When we traveled up to the Upper Peninsula in Michigan we stayed in the city of St. Ignace. It’s just across the Mackinac Bridge and has a lot of great places to visit, especially within town. One of the great attractions is Castle Rock and another is Chief Wawatam Park. Although the park is pretty much the same as any park on the great lakes, this one his now home to the Wawatam Lighthouse.
Chief Wawatam Park in St. Ignace
Wawatam Lighthouse was originally in Monroe, Michigan and is a newer lighthouse. In 2004, it was put up for relocation and in 2006 moved to St. Ignace, Michigan.
Wawatam Lighthouse takes its name from the late railroad ferry Chief Wawatam, which used this same dock from 1911 through the mid-1980?s. When you visit the lighthouse, you will pass right by the Chief’s old lift gate.
Wawatam Lighthouse’s beacon was first lit on August 20, 2006. Visible for more than 13 miles out over Lake Huron, it is now an official aid-to-navigation. The 250 millimeter Fresnel lens casts its light in a 152 degree arc.
Who was Wawatam?
Wawatam was an Odawa Chief, meaning he was a trader and in his case a trader of furs.

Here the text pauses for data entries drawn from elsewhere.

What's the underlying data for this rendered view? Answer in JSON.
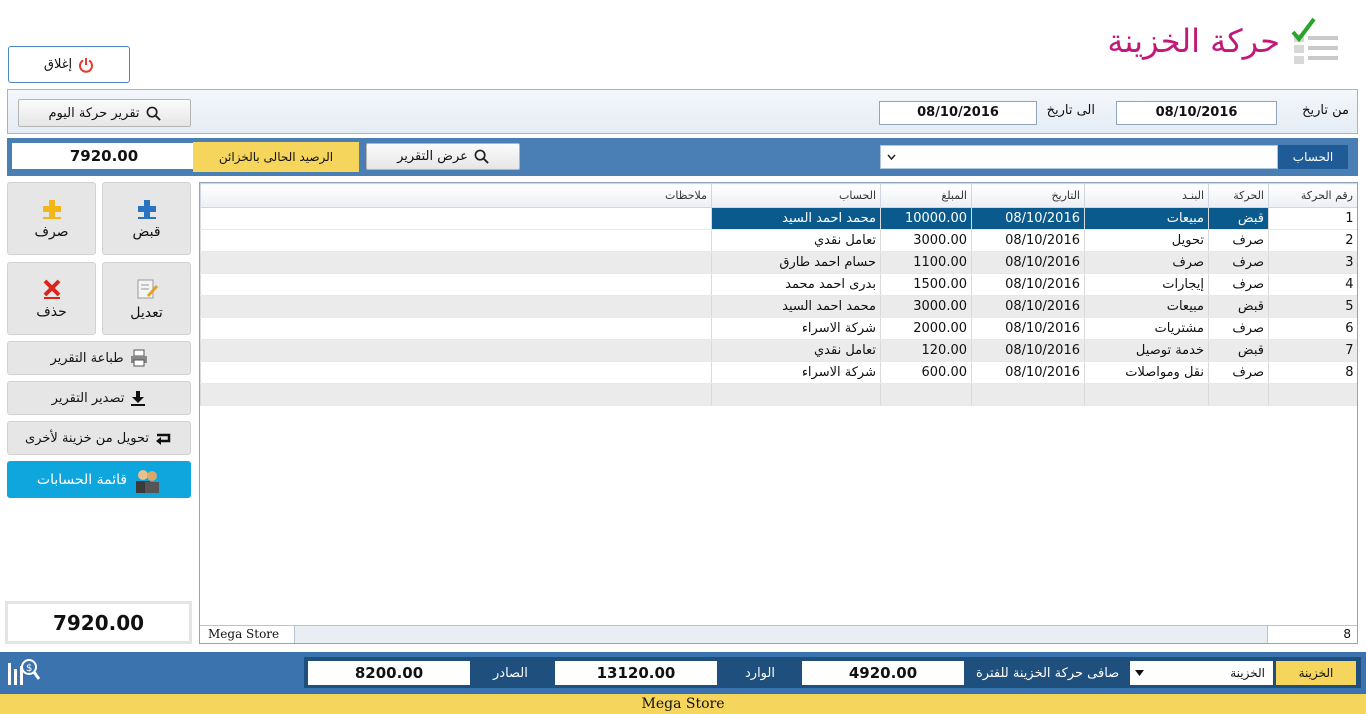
{
  "header": {
    "title": "حركة الخزينة",
    "close_label": "إغلاق"
  },
  "filters": {
    "from_label": "من تاريخ",
    "from_value": "08/10/2016",
    "to_label": "الى تاريخ",
    "to_value": "08/10/2016",
    "today_report_label": "تقرير حركة اليوم"
  },
  "account_bar": {
    "account_label": "الحساب",
    "show_report_label": "عرض التقرير",
    "balance_label": "الرصيد الحالى بالخزائن",
    "balance_value": "7920.00"
  },
  "actions": {
    "receive_label": "قبض",
    "pay_label": "صرف",
    "edit_label": "تعديل",
    "delete_label": "حذف",
    "print_label": "طباعة التقرير",
    "export_label": "تصدير التقرير",
    "transfer_label": "تحويل من خزينة لأخرى",
    "accounts_list_label": "قائمة الحسابات",
    "total_value": "7920.00"
  },
  "table": {
    "headers": [
      "رقم الحركة",
      "الحركة",
      "البنـد",
      "التاريخ",
      "المبلغ",
      "الحساب",
      "ملاحظات"
    ],
    "rows": [
      [
        "1",
        "قبض",
        "مبيعات",
        "08/10/2016",
        "10000.00",
        "محمد احمد السيد",
        ""
      ],
      [
        "2",
        "صرف",
        "تحويل",
        "08/10/2016",
        "3000.00",
        "تعامل نقدي",
        ""
      ],
      [
        "3",
        "صرف",
        "صرف",
        "08/10/2016",
        "1100.00",
        "حسام احمد طارق",
        ""
      ],
      [
        "4",
        "صرف",
        "إيجارات",
        "08/10/2016",
        "1500.00",
        "بدرى احمد محمد",
        ""
      ],
      [
        "5",
        "قبض",
        "مبيعات",
        "08/10/2016",
        "3000.00",
        "محمد احمد السيد",
        ""
      ],
      [
        "6",
        "صرف",
        "مشتريات",
        "08/10/2016",
        "2000.00",
        "شركة الاسراء",
        ""
      ],
      [
        "7",
        "قبض",
        "خدمة توصيل",
        "08/10/2016",
        "120.00",
        "تعامل نقدي",
        ""
      ],
      [
        "8",
        "صرف",
        "نقل ومواصلات",
        "08/10/2016",
        "600.00",
        "شركة الاسراء",
        ""
      ]
    ],
    "footer_left": "Mega Store",
    "footer_count": "8"
  },
  "summary": {
    "treasury_label": "الخزينة",
    "treasury_value": "الخزينة",
    "net_label": "صافى حركة الخزينة للفترة",
    "net_value": "4920.00",
    "incoming_label": "الوارد",
    "incoming_value": "13120.00",
    "outgoing_label": "الصادر",
    "outgoing_value": "8200.00"
  },
  "status_bar": {
    "text": "Mega Store"
  },
  "colors": {
    "title": "#c2187a",
    "accent_blue": "#4a7fb6",
    "highlight_yellow": "#f5d55b",
    "selected_row": "#0a5a8e",
    "accounts_button": "#0fa6dd"
  }
}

He is known through his rescue of and friendship with British fur trader Alexander Henry the elder from the Ojibwas following the capture of Fort Michilimackinac in June 1763 during the Pontiac War. Wawatam, the leader and patriarch of an extended family of Odawa, rescued Henry after he had initially become an Ojibwe possession as a spoil of war, and soon there after, again came to Henry’s rescue by hiding him in a Cave on nearby Mackinac Island. Henry became a member of Wawatam’s family. In this role Henry wintered with the Wawatam family in 1763-1764 in a hunting ground located near the eastern shore of Lake Michigan.